- Designer Brands is planning to consolidate its business with drastically fewer vendors in the future after the company delayed payments and canceled orders with vendors due store closures necessitated by the coronavirus pandemic, CEO Roger Rawlins said on the company's Thursday earnings call. "We are actively negotiating with vendors to strengthen relationships as we rationalize our brand portfolio in order to focus our business on the largest footwear brands and our own exclusive brands," Rawlins said.
- Designer Brands worked with 580 vendors in 2019, according to its most recent annual report. It is now looking to focus on the top 50 to better prioritize inventory spending and improve positioning with the remaining vendors. "We're going to invest our inventory dollars, meaning owned inventory, into these top 50-ish brands that are the ones that the consumer demands," Rawlins said, without offering a target number of total vendors post-rationalization.
- The company contacted vendors and landlords immediately upon closing stores to let them know payments would be delayed and the rationalization coincides with the negotiations regarding payments now that roughly 90% of its DSW stores are open again. "We've reached alignment with nearly all of our major vendors and landlords on past due amounts and have extended go-forward payment terms," Rawlins said.;
Simplification is a watchword of supply chains in the post-lockdown business, according to executives from businesses across sectors. Restaurants are simplifying menus to ease procurement and execution amid new safety standards. CPG companies are cutting SKUs to reduce raw material needs and get essential products on store shelves faster. And now nonessential retailer Designer Brands is making similar moves to bolster key vendor relationships and ensure price competition in the uncertain days ahead.

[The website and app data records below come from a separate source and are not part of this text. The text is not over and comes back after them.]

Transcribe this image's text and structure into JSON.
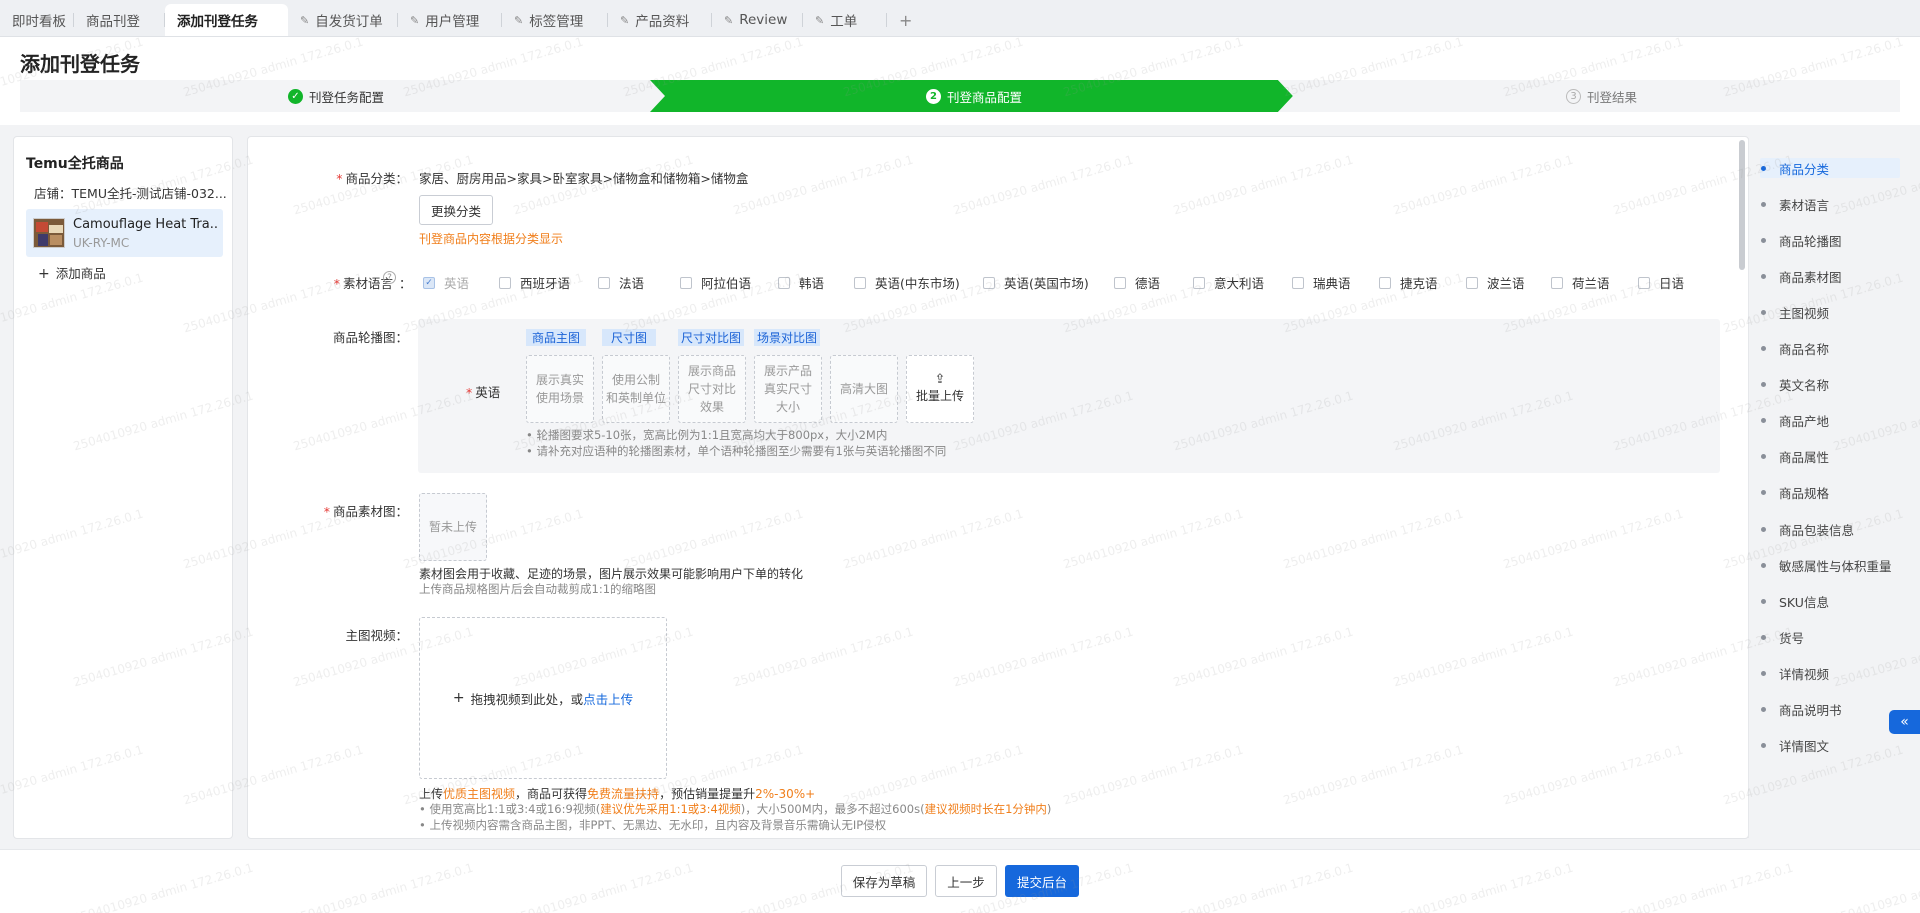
{
  "tabs": [
    {
      "label": "即时看板",
      "pinned": false,
      "active": false
    },
    {
      "label": "商品刊登",
      "pinned": false,
      "active": false
    },
    {
      "label": "添加刊登任务",
      "pinned": false,
      "active": true
    },
    {
      "label": "自发货订单",
      "pinned": true,
      "active": false
    },
    {
      "label": "用户管理",
      "pinned": true,
      "active": false
    },
    {
      "label": "标签管理",
      "pinned": true,
      "active": false
    },
    {
      "label": "产品资料",
      "pinned": true,
      "active": false
    },
    {
      "label": "Review",
      "pinned": true,
      "active": false
    },
    {
      "label": "工单",
      "pinned": true,
      "active": false
    }
  ],
  "add_tab_label": "+",
  "page_title": "添加刊登任务",
  "steps": [
    {
      "index": "✓",
      "label": "刊登任务配置",
      "status": "done"
    },
    {
      "index": "2",
      "label": "刊登商品配置",
      "status": "active"
    },
    {
      "index": "3",
      "label": "刊登结果",
      "status": "pending"
    }
  ],
  "left_panel": {
    "title": "Temu全托商品",
    "store": "店铺：TEMU全托-测试店铺-032...",
    "product_name": "Camouflage Heat Tra...",
    "product_sku": "UK-RY-MC",
    "add_product": "添加商品"
  },
  "form": {
    "category": {
      "label": "商品分类：",
      "value": "家居、厨房用品>家具>卧室家具>储物盒和储物箱>储物盒",
      "change_button": "更换分类",
      "hint": "刊登商品内容根据分类显示"
    },
    "material_language": {
      "label": "素材语言",
      "options": [
        {
          "label": "英语",
          "checked": true,
          "disabled": true
        },
        {
          "label": "西班牙语",
          "checked": false
        },
        {
          "label": "法语",
          "checked": false
        },
        {
          "label": "阿拉伯语",
          "checked": false
        },
        {
          "label": "韩语",
          "checked": false
        },
        {
          "label": "英语(中东市场)",
          "checked": false
        },
        {
          "label": "英语(英国市场)",
          "checked": false
        },
        {
          "label": "德语",
          "checked": false
        },
        {
          "label": "意大利语",
          "checked": false
        },
        {
          "label": "瑞典语",
          "checked": false
        },
        {
          "label": "捷克语",
          "checked": false
        },
        {
          "label": "波兰语",
          "checked": false
        },
        {
          "label": "荷兰语",
          "checked": false
        },
        {
          "label": "日语",
          "checked": false
        }
      ]
    },
    "carousel": {
      "label": "商品轮播图：",
      "row_label": "英语",
      "tags": [
        "商品主图",
        "尺寸图",
        "尺寸对比图",
        "场景对比图"
      ],
      "slots": [
        "展示真实使用场景",
        "使用公制和英制单位",
        "展示商品尺寸对比效果",
        "展示产品真实尺寸大小",
        "高清大图"
      ],
      "slot_lines": [
        [
          "展示真实",
          "使用场景"
        ],
        [
          "使用公制",
          "和英制单位"
        ],
        [
          "展示商品",
          "尺寸对比",
          "效果"
        ],
        [
          "展示产品",
          "真实尺寸",
          "大小"
        ],
        [
          "高清大图"
        ]
      ],
      "bulk_upload": "批量上传",
      "notes": [
        "轮播图要求5-10张，宽高比例为1:1且宽高均大于800px，大小2M内",
        "请补充对应语种的轮播图素材，单个语种轮播图至少需要有1张与英语轮播图不同"
      ]
    },
    "material_image": {
      "label": "商品素材图：",
      "placeholder": "暂未上传",
      "desc": "素材图会用于收藏、足迹的场景，图片展示效果可能影响用户下单的转化",
      "sub": "上传商品规格图片后会自动裁剪成1:1的缩略图"
    },
    "main_video": {
      "label": "主图视频：",
      "drop_text": "拖拽视频到此处，或",
      "upload_link": "点击上传",
      "promo_pre": "上传",
      "promo_hl1": "优质主图视频",
      "promo_mid": "，商品可获得",
      "promo_hl2": "免费流量扶持",
      "promo_mid2": "，预估销量提量升",
      "promo_hl3": "2%-30%+",
      "rule1_pre": "使用宽高比1:1或3:4或16:9视频(",
      "rule1_hl": "建议优先采用1:1或3:4视频",
      "rule1_mid": ")，大小500M内，最多不超过600s(",
      "rule1_hl2": "建议视频时长在1分钟内",
      "rule1_end": ")",
      "rule2": "上传视频内容需含商品主图，非PPT、无黑边、无水印，且内容及背景音乐需确认无IP侵权"
    }
  },
  "anchors": [
    "商品分类",
    "素材语言",
    "商品轮播图",
    "商品素材图",
    "主图视频",
    "商品名称",
    "英文名称",
    "商品产地",
    "商品属性",
    "商品规格",
    "商品包装信息",
    "敏感属性与体积重量",
    "SKU信息",
    "货号",
    "详情视频",
    "商品说明书",
    "详情图文"
  ],
  "collapse_icon": "«",
  "footer": {
    "save_draft": "保存为草稿",
    "prev": "上一步",
    "submit": "提交后台"
  },
  "watermark": "2504010920 admin 172.26.0.1",
  "colors": {
    "accent": "#1668dc",
    "step_active": "#11b52a",
    "warning": "#f07e1a",
    "required": "#e53935"
  }
}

"Given the amount of growth we're going to have with the top 50 vendors ... it was a good time to have that [discussion] with them and it's worked out very, very favorably there," CFO Jared Poff said. Rawlins emphasized that consolidating DSW's buying within fewer vendors will allow closer relationships with the "top 50" and possibly bring down prices for consumers since Designer Brands could be buying more product from each of the remaining suppliers.
Rawlins also described a closer tie between DSW's website and its retail stores in the behavior of consumers since the start of the pandemic. Even though roughly 90% of DSW stores are now open, social distancing requirements lessen store capacity and the retailer has observed consumers engaging in more "web-rooming" — the practice of browsing online before heading to a physical store.
"I think this is the data point that through [COVID-19] has really stuck out for us ... 85% of our sales as an organization are digitally demanded," said Rawlins. " When I say 85%, 20% to 25% of the time they're on the website, they decide to click to buy at that moment."
The remainder of that 85% make a purchase in-store after researching online. The retailer's conclusion is its product assortment should better match online search terms, which in part lead to the strategy to consolidate vendors around those terms.